The other fix, but to a lesser extent is education. If you know someone is about to buy a copy of Mario Kart 64 for $70 because they have fond memories of playing it in their college days, remind them that it sold 9.87 million copies worldwide and that there is probably a better deal to be had. Save that money for important things, like snacks and beer to consume as you're playing it with your buddies. If everyone knew this, the resellers would leave as they would have no target market and maybe the rock market will finally get its time to shine.


Ultimately though, the war continues and you just have to savour the wins. The example above is obviously a loss, but about a week later I was in the same store and lo and behold, that same reseller walks in. That time I got in before him, and I then travelled to another op shop (which he also walked into minutes later) where I also got in first. There were a whole heap of games on clearance, and I scooped them up. It may sound selfish when I write it like that, but the fact is I won't be ripping people off. If they ever do leave my collection, it will be staying in the retro gaming ecosystem.


Thursday, June 26, 2014

Wednesday, June 18, 2014

Video: A Bug's Life for PSone Review

This is a game I've been after since I was a small, stupid child. Was the wait worth it?

Tuesday, June 17, 2014

Monday, June 9, 2014

11,000+ Game Collection for Sale, Nintendo 64 Goodies & Stephen King

You know, he sorta looks like Stephen King
Retro gamers on the internet went wild the other day as the Guinness World Record holder for The "World's Largest Video Game Collection" put up his entire collection for sale. How big is the biggest, you may ask? Eleven thousand. Probably more games than I'll ever care to own and play. On that note, 25% is supposedly still sealed, which isn't surprising since it would take a lifetime to play all those games. 
The record holder cites family needs as the reason for selling, which could mean anything from their need for money to just needing the space; who knows. What is known, however, is that the current bid as of writing is nearly $91,000, with over six days to go. Either way, lots of old games equals sweet, sweet moolah.
If you want to get in on the action you may need to re-mortgage your house (or get a second mortgage depending on how many game collections you've bought previously). There is something for everyone however, ranging from the 3DO to the N*Gage. Check out the bid here [via this Racket Boy Forum post]. 

In other news, I checked out some pawn and op shops today buying four whole items. I know right, I nearly had to think twice about buying my lunch. 


Fortunately for me, none of these items equalled $90,000.
First off I bought Cruis'n USA and Pilot Wings 64 for the N64 for $5 each. Cruis'n USA holds special significance to me as I use to play the arcade version quite a bit in a restaurant I went to regularly as a kid.

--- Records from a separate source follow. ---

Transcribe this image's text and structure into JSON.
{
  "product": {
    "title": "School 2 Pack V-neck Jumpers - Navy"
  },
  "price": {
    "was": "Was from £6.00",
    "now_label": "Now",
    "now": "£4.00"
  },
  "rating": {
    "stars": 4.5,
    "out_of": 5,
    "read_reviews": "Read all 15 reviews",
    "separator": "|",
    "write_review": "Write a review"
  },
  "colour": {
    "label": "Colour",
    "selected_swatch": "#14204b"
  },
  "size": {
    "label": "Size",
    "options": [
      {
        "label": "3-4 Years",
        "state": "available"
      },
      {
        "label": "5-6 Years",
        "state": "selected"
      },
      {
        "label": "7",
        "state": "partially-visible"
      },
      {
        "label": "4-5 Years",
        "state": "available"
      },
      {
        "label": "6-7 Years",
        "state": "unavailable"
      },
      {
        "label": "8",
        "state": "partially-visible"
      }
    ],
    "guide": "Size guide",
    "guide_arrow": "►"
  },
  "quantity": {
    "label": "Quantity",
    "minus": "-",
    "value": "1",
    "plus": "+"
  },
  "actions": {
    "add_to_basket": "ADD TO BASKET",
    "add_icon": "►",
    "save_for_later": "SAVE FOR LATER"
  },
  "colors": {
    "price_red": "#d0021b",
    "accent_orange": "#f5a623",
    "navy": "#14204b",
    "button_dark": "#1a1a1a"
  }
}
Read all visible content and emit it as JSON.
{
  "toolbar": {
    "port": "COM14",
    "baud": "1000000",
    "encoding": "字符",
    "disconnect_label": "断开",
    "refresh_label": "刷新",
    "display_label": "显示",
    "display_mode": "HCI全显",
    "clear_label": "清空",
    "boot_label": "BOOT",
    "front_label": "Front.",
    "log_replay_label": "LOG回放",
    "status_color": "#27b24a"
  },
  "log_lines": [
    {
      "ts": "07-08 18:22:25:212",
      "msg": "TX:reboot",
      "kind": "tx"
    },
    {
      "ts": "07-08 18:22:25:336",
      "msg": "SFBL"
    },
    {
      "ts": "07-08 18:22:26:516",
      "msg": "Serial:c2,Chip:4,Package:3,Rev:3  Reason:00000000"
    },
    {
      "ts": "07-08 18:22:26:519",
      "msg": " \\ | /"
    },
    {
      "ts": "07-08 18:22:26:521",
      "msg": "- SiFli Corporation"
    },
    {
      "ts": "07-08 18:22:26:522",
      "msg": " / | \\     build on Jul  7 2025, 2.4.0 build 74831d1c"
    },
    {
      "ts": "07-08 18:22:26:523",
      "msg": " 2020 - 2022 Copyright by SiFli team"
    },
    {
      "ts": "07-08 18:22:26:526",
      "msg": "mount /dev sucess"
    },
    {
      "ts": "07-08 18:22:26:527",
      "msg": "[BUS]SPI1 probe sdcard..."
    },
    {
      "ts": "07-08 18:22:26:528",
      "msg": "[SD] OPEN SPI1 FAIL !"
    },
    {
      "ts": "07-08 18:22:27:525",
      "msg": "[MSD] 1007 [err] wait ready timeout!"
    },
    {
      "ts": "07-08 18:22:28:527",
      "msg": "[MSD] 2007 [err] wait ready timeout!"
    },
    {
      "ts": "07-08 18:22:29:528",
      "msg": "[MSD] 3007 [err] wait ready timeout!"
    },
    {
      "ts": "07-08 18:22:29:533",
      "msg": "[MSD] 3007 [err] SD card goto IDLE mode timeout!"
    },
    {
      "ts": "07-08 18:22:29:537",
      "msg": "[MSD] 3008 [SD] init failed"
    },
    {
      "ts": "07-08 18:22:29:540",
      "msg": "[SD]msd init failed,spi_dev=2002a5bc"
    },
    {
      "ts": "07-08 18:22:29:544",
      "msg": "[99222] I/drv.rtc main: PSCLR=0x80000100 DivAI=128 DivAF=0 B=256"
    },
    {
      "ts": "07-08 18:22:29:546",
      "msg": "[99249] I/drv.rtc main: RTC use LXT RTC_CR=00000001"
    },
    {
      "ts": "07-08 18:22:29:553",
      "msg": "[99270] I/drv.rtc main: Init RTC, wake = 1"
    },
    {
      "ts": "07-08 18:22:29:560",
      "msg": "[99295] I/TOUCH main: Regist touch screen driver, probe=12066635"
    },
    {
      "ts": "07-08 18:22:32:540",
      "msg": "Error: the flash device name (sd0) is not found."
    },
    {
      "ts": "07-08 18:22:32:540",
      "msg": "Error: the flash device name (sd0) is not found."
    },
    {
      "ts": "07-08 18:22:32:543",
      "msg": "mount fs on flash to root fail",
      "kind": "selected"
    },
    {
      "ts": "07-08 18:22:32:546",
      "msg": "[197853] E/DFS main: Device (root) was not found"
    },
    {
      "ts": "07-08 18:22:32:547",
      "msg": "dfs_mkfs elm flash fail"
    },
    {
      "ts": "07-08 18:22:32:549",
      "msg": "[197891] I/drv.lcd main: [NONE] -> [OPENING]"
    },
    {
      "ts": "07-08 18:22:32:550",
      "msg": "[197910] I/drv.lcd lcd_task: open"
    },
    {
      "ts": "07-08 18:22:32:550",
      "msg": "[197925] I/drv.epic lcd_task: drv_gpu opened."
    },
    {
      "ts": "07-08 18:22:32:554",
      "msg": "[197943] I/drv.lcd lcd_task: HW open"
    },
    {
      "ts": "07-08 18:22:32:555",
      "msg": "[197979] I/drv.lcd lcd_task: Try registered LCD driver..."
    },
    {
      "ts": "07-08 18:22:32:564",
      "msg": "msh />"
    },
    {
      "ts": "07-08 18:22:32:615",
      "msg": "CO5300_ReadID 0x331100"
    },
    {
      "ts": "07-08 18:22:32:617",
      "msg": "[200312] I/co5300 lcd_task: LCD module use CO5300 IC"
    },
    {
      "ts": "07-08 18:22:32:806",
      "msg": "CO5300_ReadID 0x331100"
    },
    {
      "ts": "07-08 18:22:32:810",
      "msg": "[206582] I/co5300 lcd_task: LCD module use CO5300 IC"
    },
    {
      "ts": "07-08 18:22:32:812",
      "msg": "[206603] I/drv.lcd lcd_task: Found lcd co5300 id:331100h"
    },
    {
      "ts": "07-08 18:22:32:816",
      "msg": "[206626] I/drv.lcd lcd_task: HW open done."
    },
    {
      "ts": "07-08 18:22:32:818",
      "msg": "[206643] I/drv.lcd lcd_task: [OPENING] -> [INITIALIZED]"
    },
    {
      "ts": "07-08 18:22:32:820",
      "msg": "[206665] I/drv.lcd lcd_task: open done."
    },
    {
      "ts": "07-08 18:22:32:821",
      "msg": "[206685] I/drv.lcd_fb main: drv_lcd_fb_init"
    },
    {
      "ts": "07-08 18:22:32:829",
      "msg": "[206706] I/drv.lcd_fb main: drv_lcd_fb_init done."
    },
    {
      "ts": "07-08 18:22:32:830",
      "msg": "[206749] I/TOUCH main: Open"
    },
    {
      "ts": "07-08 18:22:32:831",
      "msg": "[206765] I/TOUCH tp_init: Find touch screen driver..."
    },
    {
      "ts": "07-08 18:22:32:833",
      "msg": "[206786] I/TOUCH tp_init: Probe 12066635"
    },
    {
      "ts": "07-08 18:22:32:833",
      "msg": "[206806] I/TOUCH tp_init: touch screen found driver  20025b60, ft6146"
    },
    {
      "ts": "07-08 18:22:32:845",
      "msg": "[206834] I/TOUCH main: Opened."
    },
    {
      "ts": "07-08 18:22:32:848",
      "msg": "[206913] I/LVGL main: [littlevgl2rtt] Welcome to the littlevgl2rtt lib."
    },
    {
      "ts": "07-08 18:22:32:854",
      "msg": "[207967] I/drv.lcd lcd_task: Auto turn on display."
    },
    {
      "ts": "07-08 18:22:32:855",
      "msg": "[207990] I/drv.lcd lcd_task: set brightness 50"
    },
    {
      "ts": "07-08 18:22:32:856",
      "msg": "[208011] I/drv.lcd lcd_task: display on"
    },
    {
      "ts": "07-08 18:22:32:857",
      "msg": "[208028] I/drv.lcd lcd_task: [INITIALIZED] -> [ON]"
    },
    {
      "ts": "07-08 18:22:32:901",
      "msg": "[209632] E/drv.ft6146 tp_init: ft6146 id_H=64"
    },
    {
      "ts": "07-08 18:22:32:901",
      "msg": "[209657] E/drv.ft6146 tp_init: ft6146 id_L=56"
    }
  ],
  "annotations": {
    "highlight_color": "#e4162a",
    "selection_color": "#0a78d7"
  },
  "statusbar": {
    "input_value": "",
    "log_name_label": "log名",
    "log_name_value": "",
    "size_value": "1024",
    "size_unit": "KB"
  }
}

It's weird that I'm so attached to an arcade version of a game, as arcades were about 10 years before my time. None the less, I use to have a ball playing it every time I went there, and damn, that place had the best Cherry Coke ever. It wasn't the stuff that came out of the can or bottle either but they actually mixed Coke and Cherry syrup there. This was before you could buy it over here in AussieLand you see, and to this day I still think the restaurants version was better. 
Pilotwings 64 is a game I've been looking out for a while. I would have preferred the SNES version to be honest, but for $5 I'm not going to complain.

I checked out a few op shops after that and came out with a N64 Rumble Pak for $6.25, and a Stephen King novel for something like $2.
I've been after a rumble pack for a long time so I gladly bought that, although I have to clean out some leaked batteries at some point.
As for the Stephen King novel, well, I've just really being digging Stephen King lately so I thought I would add it. I read the whole of The Dark Tower series last year, and have just started reading 'Salem's Lot. The thing is, I bought 'Salem's Lot for $20 brand new, and while I don't regret it, I think after today's purchase I'm going to be checking the book section in op shops more often.  

Wednesday, June 4, 2014

Road Rash for Mega Drive/Genesis Review

I've been after this game for a long time, so as soon as I had it in my grubby hands, I had to review it (see related blog post here).